══ SUPPLIED RECORDS ══

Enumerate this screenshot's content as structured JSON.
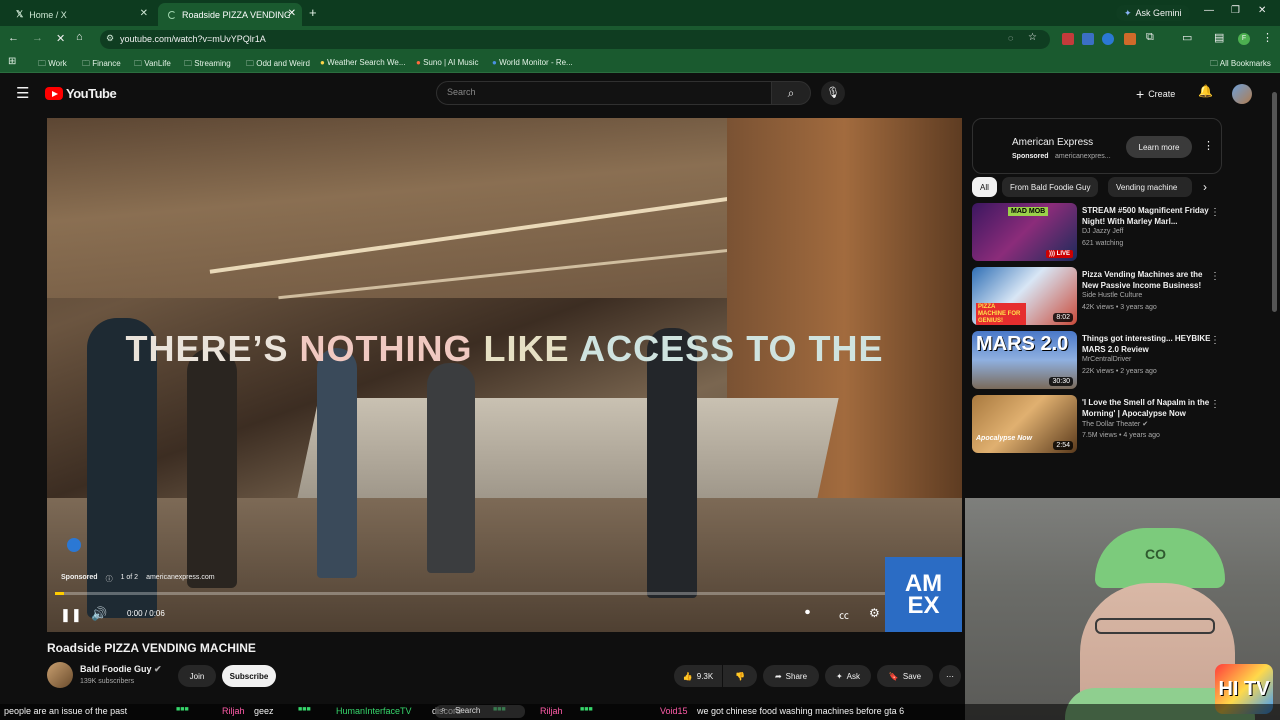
{
  "browser": {
    "tabs": [
      {
        "label": "Home / X",
        "active": false
      },
      {
        "label": "Roadside PIZZA VENDING MA",
        "active": true
      }
    ],
    "new_tab": "+",
    "ask_gemini": "Ask Gemini",
    "url": "youtube.com/watch?v=mUvYPQlr1A",
    "bookmarks": [
      "Work",
      "Finance",
      "VanLife",
      "Streaming",
      "Odd and Weird",
      "Weather Search We...",
      "Suno | AI Music",
      "World Monitor - Re..."
    ],
    "all_bookmarks": "All Bookmarks",
    "accent": "#1a5a2f"
  },
  "youtube": {
    "logo": "YouTube",
    "search_placeholder": "Search",
    "create_label": "Create"
  },
  "video": {
    "overlay_text_a": "THERE’S ",
    "overlay_text_b": "NOTHING ",
    "overlay_text_c": "LIKE ",
    "overlay_text_d": "ACCESS TO THE",
    "sponsored": "Sponsored",
    "ad_count": "1 of 2",
    "ad_domain": "americanexpress.com",
    "time": "0:00 / 0:06",
    "progress": 0.01,
    "amex_line1": "AM",
    "amex_line2": "EX"
  },
  "video_info": {
    "title": "Roadside PIZZA VENDING MACHINE",
    "channel": "Bald Foodie Guy",
    "subscribers": "139K subscribers",
    "join": "Join",
    "subscribe": "Subscribe",
    "likes": "9.3K",
    "share": "Share",
    "ask": "Ask",
    "save": "Save"
  },
  "sidebar": {
    "ad": {
      "title": "American Express",
      "sponsored": "Sponsored",
      "domain": "americanexpres...",
      "cta": "Learn more"
    },
    "chips": [
      "All",
      "From Bald Foodie Guy",
      "Vending machine"
    ],
    "recs": [
      {
        "title": "STREAM #500 Magnificent Friday Night! With Marley Marl...",
        "channel": "DJ Jazzy Jeff",
        "meta": "621 watching",
        "badge": "LIVE",
        "thumb_text": "MAD MOB"
      },
      {
        "title": "Pizza Vending Machines are the New Passive Income Business!",
        "channel": "Side Hustle Culture",
        "meta": "42K views • 3 years ago",
        "duration": "8:02",
        "thumb_text": "PIZZA MACHINE FOR GENIUS!"
      },
      {
        "title": "Things got interesting... HEYBIKE MARS 2.0 Review",
        "channel": "MrCentralDriver",
        "meta": "22K views • 2 years ago",
        "duration": "30:30",
        "thumb_text": "MARS 2.0"
      },
      {
        "title": "'I Love the Smell of Napalm in the Morning' | Apocalypse Now",
        "channel": "The Dollar Theater",
        "meta": "7.5M views • 4 years ago",
        "duration": "2:54",
        "thumb_text": "Apocalypse Now"
      }
    ]
  },
  "webcam": {
    "hat_text": "CO",
    "logo_text": "HI TV"
  },
  "taskbar": {
    "search": "Search"
  },
  "ticker": {
    "t1": "people are an issue of the past",
    "t2": "Riljah",
    "t3": "geez",
    "t4": "HumanInterfaceTV",
    "t5": "discord",
    "t6": "Riljah",
    "t7": "Void15",
    "t8": "we got chinese food washing machines before gta 6"
  }
}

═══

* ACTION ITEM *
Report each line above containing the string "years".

* ANSWER SPACE *
        "meta": "42K views • 3 years ago",
        "meta": "22K views • 2 years ago",
        "meta": "7.5M views • 4 years ago",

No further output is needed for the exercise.